- _Problem description_
Go through the listing below and gather every line with the word "this".

----

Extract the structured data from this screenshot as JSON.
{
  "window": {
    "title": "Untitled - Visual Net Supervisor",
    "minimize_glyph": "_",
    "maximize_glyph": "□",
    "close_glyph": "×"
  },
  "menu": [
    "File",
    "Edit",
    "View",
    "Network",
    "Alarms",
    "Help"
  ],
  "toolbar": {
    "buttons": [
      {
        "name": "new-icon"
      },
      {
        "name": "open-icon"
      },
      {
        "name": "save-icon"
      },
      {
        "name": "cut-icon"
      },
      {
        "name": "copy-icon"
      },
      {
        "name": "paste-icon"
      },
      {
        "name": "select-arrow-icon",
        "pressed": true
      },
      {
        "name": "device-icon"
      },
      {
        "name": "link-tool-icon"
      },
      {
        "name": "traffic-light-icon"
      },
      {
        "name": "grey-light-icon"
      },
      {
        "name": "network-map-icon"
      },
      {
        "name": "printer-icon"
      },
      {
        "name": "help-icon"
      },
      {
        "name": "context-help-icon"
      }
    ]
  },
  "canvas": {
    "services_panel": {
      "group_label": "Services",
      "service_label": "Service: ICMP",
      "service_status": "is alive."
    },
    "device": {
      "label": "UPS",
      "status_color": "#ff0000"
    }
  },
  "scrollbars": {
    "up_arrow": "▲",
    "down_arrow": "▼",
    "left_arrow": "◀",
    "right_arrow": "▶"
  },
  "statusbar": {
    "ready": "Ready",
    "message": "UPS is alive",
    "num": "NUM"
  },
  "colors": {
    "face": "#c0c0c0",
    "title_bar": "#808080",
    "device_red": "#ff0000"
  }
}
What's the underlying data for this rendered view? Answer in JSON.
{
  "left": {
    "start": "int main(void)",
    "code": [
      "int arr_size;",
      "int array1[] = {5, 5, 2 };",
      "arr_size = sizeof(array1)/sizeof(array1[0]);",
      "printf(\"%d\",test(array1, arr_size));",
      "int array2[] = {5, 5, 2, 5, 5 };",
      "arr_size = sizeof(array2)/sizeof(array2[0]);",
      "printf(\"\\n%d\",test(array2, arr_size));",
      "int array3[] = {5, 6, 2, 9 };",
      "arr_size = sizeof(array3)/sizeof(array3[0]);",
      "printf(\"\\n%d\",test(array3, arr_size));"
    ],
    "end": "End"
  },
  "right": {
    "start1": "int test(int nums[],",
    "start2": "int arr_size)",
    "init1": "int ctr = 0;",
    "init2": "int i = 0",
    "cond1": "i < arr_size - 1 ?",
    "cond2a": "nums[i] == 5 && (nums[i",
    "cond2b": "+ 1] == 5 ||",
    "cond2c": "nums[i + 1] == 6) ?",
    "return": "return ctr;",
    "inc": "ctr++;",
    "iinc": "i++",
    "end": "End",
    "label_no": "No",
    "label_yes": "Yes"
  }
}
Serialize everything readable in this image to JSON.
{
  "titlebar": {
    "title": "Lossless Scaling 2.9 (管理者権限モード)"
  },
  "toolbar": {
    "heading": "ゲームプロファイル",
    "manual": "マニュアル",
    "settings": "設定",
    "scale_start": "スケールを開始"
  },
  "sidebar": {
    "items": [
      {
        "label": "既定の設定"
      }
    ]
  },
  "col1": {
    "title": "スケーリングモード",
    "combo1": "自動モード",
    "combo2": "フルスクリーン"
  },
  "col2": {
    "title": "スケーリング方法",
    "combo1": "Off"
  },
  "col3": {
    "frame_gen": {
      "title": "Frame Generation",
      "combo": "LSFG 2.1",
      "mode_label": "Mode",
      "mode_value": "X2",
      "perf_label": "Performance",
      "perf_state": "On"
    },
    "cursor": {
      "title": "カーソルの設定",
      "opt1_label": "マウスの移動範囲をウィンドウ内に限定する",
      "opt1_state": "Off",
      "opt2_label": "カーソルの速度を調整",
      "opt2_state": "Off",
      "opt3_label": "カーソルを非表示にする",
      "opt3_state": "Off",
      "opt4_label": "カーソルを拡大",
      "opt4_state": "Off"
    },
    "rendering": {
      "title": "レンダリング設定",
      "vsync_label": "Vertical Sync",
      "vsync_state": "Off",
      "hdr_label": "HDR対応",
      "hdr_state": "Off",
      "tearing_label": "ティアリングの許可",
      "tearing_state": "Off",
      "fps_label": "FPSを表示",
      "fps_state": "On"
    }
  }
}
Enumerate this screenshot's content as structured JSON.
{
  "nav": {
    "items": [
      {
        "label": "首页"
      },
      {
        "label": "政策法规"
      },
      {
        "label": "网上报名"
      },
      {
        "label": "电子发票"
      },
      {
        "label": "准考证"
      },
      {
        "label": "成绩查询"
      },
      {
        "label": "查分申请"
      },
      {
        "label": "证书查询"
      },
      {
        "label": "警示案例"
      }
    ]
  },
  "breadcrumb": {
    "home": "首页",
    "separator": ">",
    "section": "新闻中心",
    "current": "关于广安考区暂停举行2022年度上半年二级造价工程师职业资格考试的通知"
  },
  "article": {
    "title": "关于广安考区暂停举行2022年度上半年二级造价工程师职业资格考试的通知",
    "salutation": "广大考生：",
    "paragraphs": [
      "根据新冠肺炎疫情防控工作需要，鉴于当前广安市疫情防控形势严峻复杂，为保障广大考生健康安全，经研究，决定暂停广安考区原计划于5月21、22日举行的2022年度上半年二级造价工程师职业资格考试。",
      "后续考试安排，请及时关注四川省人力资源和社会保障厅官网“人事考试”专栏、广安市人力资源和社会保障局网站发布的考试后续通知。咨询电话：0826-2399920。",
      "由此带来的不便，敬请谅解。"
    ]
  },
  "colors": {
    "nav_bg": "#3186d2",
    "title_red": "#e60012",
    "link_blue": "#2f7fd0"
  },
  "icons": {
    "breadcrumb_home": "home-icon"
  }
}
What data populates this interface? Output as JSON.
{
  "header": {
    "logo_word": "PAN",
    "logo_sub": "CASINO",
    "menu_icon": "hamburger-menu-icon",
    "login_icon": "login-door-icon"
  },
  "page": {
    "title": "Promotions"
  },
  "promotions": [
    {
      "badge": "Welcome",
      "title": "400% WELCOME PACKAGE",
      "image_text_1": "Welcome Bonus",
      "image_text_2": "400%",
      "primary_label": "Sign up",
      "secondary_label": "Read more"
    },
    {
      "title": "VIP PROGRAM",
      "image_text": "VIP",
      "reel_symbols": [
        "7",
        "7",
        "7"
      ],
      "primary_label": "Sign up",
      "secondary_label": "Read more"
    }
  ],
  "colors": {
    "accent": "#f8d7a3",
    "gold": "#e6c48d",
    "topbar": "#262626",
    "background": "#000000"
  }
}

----

- _Result of the task_
Extract the structured data from this screenshot as JSON.
What's the underlying data for this rendered view? Answer in JSON.
Serialize everything readable in this image to JSON.
Enumerate this screenshot's content as structured JSON.
What data populates this interface? Output as JSON.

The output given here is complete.